Posted at 5:28 PM, Mar 17, 2021

GRAND RAPIDS, Mich. — A daring cat rescue nearly 50 feet off the ground was caught on camera over the weekend near Grand Rapids, Michigan.

The video is getting a lot of attention on social media, not only because of the good deed but the skill required to bring that cat back to safety.

The video was originally posted in a community Facebook group on Saturday March, 13.

A couple walking their dog spotted a cat way up in the trees at a park.
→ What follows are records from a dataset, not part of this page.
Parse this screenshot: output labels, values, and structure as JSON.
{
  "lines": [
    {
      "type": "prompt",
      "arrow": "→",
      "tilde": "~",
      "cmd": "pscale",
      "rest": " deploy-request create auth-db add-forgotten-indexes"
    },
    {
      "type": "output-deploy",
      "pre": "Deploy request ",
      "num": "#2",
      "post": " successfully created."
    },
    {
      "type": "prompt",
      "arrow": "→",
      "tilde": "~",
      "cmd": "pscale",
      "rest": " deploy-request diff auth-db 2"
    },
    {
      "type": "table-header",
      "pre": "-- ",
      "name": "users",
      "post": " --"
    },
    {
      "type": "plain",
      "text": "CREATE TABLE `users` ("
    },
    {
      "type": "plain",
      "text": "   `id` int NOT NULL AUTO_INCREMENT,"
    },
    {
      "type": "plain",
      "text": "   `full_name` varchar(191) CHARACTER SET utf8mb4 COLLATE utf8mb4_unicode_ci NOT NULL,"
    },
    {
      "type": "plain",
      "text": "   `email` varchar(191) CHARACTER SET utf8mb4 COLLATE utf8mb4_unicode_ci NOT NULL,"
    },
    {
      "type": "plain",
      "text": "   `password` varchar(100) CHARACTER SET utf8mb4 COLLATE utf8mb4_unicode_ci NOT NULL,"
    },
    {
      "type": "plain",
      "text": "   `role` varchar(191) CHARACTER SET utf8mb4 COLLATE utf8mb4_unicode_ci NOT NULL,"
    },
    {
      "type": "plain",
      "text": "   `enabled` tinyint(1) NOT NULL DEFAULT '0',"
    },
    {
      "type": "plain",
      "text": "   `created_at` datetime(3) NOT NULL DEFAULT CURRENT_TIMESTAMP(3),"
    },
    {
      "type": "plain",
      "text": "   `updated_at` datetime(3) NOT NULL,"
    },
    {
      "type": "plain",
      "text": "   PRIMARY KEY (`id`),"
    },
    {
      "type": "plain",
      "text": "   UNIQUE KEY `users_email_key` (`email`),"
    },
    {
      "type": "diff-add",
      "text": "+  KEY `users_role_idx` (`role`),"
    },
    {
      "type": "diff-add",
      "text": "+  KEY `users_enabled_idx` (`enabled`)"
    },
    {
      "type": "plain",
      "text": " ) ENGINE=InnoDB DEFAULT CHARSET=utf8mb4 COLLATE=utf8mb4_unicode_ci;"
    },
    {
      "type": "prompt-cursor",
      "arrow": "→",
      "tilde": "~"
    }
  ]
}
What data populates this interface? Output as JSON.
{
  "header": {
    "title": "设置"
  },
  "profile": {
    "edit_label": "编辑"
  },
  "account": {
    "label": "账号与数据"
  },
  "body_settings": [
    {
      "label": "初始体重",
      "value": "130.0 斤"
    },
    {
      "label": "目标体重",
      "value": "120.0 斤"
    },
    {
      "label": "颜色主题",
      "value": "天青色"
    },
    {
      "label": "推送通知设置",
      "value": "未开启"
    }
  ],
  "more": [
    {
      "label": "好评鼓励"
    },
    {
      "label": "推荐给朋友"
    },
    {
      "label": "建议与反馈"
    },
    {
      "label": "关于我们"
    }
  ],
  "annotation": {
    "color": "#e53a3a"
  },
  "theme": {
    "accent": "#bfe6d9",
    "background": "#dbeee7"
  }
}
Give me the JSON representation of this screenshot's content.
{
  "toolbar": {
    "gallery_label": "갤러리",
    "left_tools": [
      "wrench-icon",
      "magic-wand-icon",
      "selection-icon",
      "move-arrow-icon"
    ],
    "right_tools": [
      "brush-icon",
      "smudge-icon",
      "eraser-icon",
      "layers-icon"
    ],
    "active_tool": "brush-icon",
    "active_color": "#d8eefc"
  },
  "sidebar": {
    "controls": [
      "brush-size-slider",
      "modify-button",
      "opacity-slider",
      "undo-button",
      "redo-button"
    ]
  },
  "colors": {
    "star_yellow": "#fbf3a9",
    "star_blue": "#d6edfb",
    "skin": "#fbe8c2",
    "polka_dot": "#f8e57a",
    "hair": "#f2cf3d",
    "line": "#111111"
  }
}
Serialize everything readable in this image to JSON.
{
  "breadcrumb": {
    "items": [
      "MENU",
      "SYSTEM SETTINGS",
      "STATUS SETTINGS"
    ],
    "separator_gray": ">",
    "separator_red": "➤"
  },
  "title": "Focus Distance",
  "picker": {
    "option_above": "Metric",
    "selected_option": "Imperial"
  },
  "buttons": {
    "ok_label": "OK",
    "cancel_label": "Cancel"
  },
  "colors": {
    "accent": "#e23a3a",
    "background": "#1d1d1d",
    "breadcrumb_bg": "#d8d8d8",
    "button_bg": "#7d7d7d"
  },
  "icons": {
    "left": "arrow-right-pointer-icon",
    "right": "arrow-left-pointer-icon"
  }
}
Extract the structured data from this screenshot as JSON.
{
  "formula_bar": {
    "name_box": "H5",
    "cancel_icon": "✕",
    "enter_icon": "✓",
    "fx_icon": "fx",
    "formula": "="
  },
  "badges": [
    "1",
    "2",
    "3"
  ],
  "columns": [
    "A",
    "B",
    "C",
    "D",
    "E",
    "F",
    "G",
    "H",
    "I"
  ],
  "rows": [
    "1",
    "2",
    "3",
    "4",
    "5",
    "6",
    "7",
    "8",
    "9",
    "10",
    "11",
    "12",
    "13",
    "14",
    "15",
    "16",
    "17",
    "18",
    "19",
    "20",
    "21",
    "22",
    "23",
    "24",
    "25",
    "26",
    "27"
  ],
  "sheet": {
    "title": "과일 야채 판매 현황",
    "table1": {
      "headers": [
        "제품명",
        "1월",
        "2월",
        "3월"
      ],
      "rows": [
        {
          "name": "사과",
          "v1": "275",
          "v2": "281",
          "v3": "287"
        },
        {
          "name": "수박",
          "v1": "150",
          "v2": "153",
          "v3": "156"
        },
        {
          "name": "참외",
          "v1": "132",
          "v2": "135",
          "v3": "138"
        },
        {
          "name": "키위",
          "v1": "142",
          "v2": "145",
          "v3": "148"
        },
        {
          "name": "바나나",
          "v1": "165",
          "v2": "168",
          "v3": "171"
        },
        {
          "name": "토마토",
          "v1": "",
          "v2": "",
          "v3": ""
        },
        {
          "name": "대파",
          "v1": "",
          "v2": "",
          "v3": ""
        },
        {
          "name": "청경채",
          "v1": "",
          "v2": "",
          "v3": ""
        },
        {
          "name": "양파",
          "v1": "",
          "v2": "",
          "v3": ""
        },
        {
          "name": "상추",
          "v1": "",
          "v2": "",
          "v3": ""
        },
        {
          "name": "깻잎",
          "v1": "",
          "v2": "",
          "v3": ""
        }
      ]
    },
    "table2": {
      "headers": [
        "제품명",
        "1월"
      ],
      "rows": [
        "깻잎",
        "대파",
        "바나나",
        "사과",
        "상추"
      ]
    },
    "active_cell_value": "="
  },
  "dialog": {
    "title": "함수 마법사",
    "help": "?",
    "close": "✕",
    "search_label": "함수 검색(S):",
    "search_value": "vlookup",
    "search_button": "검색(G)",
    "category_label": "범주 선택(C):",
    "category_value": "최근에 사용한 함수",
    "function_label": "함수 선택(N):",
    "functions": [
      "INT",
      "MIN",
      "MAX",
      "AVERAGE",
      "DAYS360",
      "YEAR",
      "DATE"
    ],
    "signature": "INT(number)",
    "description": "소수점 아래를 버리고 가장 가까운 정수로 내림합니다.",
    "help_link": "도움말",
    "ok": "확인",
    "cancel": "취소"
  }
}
They immediately called Robin Walenga, a domestic and wild animal advocate who helps with animal rescues.

Walenga said, “She messaged me and said, ‘Robin, there’s a cat in the tree.’”

She knew who her next call would be to: Erick Baker with Tip Top Tree Care LLC.

“It wasn’t my first cat rescue; I’ve got a couple under my belt," Baker said.

The experienced tree surgeon is used to being in all kinds of situations for helping his clients, but admits this rescue required caution.

“Kind of a bit of an iffy climb,” Baker said. “Probably only 45 foot vertically, but he was out over a leaner.”

Baker explained that given the circumstances, he used a static rope technique.

“We use mechanical extenders,” Baker explained. “I use one that’s attached to my right foot, then I use a knee extender that’s spring-loaded, and those are friction devices, so they will move one direction on the rope. So as I step up and then put pressure down, it locks on the rope and allows me to walk up the rope like I would go up a ladder.”

The rescue mission only took him 30 seconds to reach the daring feline.

“I had a full conversation with the cat; we went back and forth a little while,” Baker said.

After clearing loose branches from his path Baker was able to grab the cat and descend safely.

It’s a tale the cat can tell its owners, once Walenga finds them.

“He does not have a microchip, no collar, no tags; he’s been reported to Kent County Animal Shelter, and there are posters that are up here in the park," Walenga said.

While it’s not Baker's job description, helping cats keep all of their nine lives sure feels good.

“It means a lot that I’m able to go out and do something positive for the community and have the community turn around and say all the things that they’re saying about what I’m able to do.”

The cat is in a foster home until Walenga can find its original owners.

This story originally reported by Annie Szatkowski on